One of the first things I find out when I arrive in a city, is where the best views are to be found. In Budapest you are somewhat spoilt for choice, with hilly Buda offering several different vantage points, and the bridges over the Danube offering great spots for watching the sun go down. Among the crème de la crème for perfect panoramas though, is certainly Géllert Hill – easily recognisable by the Liberty Statue and citadel which sit atop it. Take your time wandering through the parkland and be ready to be rewarded handsomely for your efforts with stunning uninterrupted views of the skyline, and all eight bridges running across the Danube. Once you’re done soaking up the views, take time for a soak in the Art Nouveau style Géllert Thermal Baths located at the bottom of the hill – arguably one of the most beautiful in Budapest thanks to its glass roof.
5. THERMAL BATHS

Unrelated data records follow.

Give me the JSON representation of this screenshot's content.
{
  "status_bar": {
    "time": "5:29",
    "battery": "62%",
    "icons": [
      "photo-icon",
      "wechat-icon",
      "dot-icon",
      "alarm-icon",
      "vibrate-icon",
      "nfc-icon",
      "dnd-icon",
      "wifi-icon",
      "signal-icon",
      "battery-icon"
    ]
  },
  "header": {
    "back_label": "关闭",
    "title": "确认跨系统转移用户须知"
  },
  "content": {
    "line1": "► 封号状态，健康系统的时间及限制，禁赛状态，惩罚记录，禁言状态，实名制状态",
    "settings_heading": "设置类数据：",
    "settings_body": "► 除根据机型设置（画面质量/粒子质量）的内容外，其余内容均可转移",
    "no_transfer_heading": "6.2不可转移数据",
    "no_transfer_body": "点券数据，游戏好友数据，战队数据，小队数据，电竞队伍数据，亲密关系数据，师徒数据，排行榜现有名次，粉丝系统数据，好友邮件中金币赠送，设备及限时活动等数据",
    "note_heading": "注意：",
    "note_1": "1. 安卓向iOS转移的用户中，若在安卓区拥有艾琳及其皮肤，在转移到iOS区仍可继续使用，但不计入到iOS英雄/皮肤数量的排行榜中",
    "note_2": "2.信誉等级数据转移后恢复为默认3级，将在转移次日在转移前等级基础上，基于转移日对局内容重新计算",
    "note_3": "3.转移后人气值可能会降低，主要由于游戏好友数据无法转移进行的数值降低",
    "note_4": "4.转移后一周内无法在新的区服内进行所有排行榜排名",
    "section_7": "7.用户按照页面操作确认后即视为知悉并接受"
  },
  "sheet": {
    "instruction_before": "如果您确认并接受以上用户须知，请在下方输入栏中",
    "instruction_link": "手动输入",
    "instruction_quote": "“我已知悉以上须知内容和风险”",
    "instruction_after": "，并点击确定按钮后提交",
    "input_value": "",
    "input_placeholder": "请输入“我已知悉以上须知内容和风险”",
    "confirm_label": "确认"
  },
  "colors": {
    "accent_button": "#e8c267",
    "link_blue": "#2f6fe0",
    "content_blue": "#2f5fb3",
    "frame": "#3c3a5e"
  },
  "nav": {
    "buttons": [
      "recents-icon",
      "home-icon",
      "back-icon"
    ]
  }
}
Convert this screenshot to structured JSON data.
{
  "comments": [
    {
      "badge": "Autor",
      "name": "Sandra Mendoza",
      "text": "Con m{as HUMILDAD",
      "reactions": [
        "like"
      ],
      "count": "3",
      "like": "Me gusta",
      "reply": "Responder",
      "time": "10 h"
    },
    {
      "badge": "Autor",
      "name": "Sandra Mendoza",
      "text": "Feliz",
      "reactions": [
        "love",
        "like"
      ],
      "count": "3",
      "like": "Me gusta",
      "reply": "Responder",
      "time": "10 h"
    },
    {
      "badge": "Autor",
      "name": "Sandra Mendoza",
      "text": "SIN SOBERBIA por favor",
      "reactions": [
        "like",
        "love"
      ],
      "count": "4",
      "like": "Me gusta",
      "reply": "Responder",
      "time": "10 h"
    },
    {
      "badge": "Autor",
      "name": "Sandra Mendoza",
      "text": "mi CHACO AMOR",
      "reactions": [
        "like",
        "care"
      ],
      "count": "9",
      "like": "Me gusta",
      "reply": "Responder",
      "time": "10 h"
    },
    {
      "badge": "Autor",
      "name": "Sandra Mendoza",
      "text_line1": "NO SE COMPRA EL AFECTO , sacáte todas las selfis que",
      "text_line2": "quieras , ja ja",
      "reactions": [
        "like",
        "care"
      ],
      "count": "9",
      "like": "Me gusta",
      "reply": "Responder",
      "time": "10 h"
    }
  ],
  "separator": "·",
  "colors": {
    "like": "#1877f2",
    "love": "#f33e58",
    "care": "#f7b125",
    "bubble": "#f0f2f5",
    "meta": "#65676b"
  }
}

A trip to Budapest wouldn’t truly be complete without experiencing one or more of the many thermal baths in the city. Based in Bavaria, I’m no stranger to thermal baths – and I love them. I wasn’t sure what to expect in Budapest, as Germany and Austria had already set the bar somewhat high, but I enjoyed every moment of soaking in the Hungarian thermal waters. What sets the experience apart from other thermal baths, is most certainly the architecture. Take Géllert Thermal Bath for example, with its light shafts streaming elegantly down from the glass ceiling, which make it feel akin to a place of worship and/or home of holy waters. The beautiful architectural features continue at the considerably bigger Széchenyi Bath – a veritable labyrinth of a place which unsurprisingly takes the title of the largest medicinal bath in Europe. Going it alone at the thermal baths in Budapest isn’t a problem, as despite many baths now having a mixed-sex policy, swimwear stays on at all times – even in the steam rooms (phew!). Furthermore, keeping valuables safe isn’t a hassle because most baths now have electronic locker keys. The keys work for your main locker inside the changing rooms and also for the smaller ones in outside areas, where you may wish to keep your money for when you get parched or peckish so you don’t have to trek back (a distinct advantage for Széchenyi). I recommend always packing swimwear, a quick-dry towel and some flip flops in your backpack, so that way you can take a dip in one of the baths when the mood takes you. It’s worth noting too, that some baths such as Géllert require a swim cap for the swimming pool parts. Don’t get confused at Géllert though, a cap is not required for the thermal pools, so if you don’t want to spend your money on a cap and aren’t fussed about going in the swimming pools, then you don’t need one. I, however, do recommend paying the extra pennies and getting a cap (or bringing your own with you) because a) the pool in the main hall with the glass ceiling requires a cap and is worth experiencing, and b) it offers the ideal opportunity for some ‘sexy’ swim cap selfies – who doesn’t love those?